* _REQUIRED ACTION_
Each line of the entries below that holds "text" is needed, copied in full.

* _PROVIDED RECORDS_
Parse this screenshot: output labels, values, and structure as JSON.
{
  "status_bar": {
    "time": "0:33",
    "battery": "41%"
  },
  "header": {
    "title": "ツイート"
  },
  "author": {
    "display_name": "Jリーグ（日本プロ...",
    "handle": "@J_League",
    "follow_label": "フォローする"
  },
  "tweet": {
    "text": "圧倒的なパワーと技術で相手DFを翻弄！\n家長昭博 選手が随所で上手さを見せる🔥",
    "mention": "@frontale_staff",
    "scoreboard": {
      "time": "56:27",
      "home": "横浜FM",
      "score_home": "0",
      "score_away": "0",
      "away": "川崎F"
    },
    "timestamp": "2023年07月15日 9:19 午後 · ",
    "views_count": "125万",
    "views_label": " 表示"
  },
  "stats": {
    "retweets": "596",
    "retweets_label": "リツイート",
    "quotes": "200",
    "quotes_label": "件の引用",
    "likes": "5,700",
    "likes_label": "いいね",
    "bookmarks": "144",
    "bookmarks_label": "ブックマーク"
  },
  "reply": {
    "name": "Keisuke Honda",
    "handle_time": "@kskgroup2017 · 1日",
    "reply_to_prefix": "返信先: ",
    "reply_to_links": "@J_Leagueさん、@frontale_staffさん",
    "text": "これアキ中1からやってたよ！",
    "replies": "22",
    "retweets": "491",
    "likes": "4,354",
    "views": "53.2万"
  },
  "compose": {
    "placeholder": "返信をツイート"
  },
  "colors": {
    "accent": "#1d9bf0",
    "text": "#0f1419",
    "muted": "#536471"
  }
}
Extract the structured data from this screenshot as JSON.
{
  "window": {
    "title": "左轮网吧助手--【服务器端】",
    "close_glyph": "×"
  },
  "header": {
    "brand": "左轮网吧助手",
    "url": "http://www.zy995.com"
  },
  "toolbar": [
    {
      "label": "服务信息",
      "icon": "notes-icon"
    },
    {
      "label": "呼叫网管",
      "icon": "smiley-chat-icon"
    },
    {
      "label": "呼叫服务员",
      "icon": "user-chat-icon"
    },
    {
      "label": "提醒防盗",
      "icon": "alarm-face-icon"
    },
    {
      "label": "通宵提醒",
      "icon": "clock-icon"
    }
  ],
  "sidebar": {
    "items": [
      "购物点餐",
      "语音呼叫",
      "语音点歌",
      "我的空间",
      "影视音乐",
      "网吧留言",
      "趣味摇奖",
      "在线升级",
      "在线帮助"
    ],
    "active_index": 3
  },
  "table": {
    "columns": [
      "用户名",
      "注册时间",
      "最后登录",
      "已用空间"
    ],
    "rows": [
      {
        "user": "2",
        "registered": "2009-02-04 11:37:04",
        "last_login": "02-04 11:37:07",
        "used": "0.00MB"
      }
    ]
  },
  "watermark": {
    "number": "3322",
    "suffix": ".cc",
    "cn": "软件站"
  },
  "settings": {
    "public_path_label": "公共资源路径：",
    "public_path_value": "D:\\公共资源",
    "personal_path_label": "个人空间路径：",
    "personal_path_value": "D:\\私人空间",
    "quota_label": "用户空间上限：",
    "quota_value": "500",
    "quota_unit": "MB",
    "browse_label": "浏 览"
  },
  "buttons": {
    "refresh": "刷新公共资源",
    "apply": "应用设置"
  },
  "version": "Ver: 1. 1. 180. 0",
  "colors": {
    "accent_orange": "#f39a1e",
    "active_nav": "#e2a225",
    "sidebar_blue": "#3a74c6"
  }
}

* _TASK RESULT_
    "text": "圧倒的なパワーと技術で相手DFを翻弄！\n家長昭博 選手が随所で上手さを見せる🔥",
    "text": "これアキ中1からやってたよ！",
    "text": "#0f1419",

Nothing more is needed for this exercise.